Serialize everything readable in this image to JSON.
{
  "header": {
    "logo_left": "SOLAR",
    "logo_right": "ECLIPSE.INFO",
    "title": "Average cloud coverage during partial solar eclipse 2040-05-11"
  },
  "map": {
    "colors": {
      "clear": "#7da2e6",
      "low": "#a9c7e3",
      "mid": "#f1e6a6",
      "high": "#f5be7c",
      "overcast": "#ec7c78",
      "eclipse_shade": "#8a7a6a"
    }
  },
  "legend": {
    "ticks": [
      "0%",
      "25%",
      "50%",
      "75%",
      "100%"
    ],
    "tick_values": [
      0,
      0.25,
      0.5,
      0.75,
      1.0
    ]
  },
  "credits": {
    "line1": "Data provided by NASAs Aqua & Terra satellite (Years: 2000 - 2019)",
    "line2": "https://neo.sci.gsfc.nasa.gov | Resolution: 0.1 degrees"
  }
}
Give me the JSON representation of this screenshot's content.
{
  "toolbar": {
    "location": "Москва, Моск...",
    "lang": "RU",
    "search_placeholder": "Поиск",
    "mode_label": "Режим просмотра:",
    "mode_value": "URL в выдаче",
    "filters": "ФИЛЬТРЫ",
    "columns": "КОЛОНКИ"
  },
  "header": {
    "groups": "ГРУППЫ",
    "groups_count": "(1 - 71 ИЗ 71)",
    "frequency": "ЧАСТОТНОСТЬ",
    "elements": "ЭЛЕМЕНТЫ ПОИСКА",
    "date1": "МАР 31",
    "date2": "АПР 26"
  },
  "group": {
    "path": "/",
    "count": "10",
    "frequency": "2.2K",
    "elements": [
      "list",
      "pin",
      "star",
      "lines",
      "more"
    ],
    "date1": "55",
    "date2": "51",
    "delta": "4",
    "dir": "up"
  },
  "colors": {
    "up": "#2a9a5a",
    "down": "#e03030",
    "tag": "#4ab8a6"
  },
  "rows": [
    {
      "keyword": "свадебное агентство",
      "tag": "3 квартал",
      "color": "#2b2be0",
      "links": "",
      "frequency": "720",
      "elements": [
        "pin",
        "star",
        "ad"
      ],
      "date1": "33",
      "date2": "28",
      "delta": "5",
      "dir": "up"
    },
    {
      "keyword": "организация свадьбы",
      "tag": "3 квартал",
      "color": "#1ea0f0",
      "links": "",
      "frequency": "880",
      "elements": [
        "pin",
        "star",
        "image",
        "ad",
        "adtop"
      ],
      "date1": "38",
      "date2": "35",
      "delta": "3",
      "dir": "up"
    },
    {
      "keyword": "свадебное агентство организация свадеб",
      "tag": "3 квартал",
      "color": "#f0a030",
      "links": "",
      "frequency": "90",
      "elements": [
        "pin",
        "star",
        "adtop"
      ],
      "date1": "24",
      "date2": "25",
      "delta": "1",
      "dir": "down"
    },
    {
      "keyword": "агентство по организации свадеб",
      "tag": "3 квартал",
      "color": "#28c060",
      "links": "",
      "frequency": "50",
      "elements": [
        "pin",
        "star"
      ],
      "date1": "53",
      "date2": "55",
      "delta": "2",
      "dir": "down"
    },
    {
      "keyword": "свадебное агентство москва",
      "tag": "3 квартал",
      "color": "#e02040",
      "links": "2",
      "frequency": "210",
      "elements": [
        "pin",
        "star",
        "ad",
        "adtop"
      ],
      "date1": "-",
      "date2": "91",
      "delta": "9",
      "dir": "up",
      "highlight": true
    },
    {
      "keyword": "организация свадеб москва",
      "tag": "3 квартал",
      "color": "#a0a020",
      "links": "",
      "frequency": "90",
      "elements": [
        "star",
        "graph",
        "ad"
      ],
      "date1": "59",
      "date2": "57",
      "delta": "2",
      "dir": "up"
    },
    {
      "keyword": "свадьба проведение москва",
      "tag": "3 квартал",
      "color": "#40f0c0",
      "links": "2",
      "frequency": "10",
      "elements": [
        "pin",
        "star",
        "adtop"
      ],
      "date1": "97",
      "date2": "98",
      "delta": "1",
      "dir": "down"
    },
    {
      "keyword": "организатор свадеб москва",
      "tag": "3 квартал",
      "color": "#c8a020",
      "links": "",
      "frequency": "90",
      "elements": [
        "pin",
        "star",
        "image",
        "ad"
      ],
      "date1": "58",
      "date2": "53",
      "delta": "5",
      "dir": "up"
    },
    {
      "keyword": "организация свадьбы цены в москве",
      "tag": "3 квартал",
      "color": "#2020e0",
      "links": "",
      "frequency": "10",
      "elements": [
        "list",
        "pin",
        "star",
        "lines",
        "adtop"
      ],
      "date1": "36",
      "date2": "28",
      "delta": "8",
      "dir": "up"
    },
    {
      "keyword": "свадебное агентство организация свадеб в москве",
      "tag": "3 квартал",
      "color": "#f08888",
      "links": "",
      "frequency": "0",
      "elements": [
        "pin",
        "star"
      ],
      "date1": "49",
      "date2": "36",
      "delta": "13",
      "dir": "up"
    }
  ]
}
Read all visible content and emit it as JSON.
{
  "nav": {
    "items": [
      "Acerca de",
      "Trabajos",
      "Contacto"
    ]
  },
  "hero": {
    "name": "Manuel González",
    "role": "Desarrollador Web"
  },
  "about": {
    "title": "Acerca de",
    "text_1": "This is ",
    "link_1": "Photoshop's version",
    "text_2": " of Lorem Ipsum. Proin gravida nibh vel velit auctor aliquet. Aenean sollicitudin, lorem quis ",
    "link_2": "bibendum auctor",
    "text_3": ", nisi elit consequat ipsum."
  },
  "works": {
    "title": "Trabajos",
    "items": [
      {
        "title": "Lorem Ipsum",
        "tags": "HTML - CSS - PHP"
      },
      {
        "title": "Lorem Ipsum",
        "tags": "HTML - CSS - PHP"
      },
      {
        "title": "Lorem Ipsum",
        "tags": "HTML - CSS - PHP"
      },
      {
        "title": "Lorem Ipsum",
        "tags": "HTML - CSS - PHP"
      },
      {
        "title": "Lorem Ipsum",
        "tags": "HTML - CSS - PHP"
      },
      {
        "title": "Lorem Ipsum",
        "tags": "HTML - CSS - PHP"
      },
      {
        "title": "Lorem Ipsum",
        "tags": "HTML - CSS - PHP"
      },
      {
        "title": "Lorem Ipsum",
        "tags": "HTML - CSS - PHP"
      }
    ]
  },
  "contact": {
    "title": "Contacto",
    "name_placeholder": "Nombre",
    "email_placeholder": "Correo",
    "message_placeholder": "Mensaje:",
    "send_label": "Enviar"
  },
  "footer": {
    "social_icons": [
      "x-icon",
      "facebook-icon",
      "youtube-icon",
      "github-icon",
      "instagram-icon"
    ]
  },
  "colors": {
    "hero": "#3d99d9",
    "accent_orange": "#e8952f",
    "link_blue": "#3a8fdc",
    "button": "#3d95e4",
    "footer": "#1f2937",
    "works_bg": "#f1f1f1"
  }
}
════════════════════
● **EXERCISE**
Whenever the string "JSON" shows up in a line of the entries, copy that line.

● **SOLUTION TO THE PROBLEM**
Serialize everything readable in this image to JSON.
Give me the JSON representation of this screenshot's content.
Read all visible content and emit it as JSON.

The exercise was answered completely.